• **DATASET RECORDS**:

==================================================

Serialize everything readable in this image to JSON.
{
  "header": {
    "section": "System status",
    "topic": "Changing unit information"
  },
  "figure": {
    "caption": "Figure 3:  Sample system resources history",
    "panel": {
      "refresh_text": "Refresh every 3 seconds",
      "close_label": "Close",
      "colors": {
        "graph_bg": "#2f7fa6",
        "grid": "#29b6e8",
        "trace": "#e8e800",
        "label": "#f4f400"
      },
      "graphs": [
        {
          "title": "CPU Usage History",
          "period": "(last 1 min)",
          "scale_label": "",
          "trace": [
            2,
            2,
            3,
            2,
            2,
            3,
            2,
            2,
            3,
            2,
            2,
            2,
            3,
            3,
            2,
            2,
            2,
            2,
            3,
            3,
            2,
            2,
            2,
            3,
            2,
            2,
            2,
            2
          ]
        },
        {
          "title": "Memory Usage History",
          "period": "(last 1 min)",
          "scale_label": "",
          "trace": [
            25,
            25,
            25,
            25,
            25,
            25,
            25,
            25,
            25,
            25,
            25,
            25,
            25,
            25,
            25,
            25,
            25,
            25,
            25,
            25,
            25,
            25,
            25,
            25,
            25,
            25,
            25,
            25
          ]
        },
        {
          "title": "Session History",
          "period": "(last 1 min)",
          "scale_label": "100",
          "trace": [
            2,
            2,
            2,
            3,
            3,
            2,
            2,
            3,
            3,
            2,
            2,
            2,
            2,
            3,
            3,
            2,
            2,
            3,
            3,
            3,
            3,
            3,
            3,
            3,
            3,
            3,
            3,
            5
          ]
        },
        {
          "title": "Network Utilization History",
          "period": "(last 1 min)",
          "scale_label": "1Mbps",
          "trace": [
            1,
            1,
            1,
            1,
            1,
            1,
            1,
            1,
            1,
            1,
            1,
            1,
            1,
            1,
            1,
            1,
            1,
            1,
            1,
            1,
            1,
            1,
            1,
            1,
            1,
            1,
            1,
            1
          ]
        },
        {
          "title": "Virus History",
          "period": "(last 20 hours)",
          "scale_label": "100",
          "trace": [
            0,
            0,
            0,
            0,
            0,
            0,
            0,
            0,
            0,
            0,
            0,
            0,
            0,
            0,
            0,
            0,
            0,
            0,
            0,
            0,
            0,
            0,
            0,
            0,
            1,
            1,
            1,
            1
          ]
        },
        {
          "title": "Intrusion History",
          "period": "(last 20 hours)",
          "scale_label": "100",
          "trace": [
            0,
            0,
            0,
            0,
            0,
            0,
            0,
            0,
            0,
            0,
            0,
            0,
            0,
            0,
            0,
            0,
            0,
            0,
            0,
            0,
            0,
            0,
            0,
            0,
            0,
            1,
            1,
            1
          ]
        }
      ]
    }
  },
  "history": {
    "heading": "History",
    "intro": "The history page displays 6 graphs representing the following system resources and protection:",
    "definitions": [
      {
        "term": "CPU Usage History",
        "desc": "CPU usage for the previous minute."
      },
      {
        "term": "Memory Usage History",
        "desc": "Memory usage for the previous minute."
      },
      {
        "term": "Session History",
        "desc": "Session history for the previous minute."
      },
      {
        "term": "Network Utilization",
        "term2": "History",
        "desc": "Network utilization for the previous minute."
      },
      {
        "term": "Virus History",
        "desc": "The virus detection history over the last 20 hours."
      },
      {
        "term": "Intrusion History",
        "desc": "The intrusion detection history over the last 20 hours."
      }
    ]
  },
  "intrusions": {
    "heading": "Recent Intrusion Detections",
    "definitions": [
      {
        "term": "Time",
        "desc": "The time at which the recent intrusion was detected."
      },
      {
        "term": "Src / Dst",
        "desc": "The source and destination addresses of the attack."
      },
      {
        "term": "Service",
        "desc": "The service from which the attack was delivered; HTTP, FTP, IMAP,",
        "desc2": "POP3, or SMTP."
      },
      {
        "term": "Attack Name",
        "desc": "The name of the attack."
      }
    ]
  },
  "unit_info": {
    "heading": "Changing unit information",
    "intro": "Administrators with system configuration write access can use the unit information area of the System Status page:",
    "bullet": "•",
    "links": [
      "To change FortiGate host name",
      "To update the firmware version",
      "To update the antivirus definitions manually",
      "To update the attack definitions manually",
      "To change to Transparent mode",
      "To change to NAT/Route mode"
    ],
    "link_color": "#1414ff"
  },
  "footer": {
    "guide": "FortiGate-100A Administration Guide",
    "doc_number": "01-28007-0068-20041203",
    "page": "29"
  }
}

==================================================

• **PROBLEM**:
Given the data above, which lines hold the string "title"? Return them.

• **ANSWER SECTION**:
          "title": "CPU Usage History",
          "title": "Memory Usage History",
          "title": "Session History",
          "title": "Network Utilization History",
          "title": "Virus History",
          "title": "Intrusion History",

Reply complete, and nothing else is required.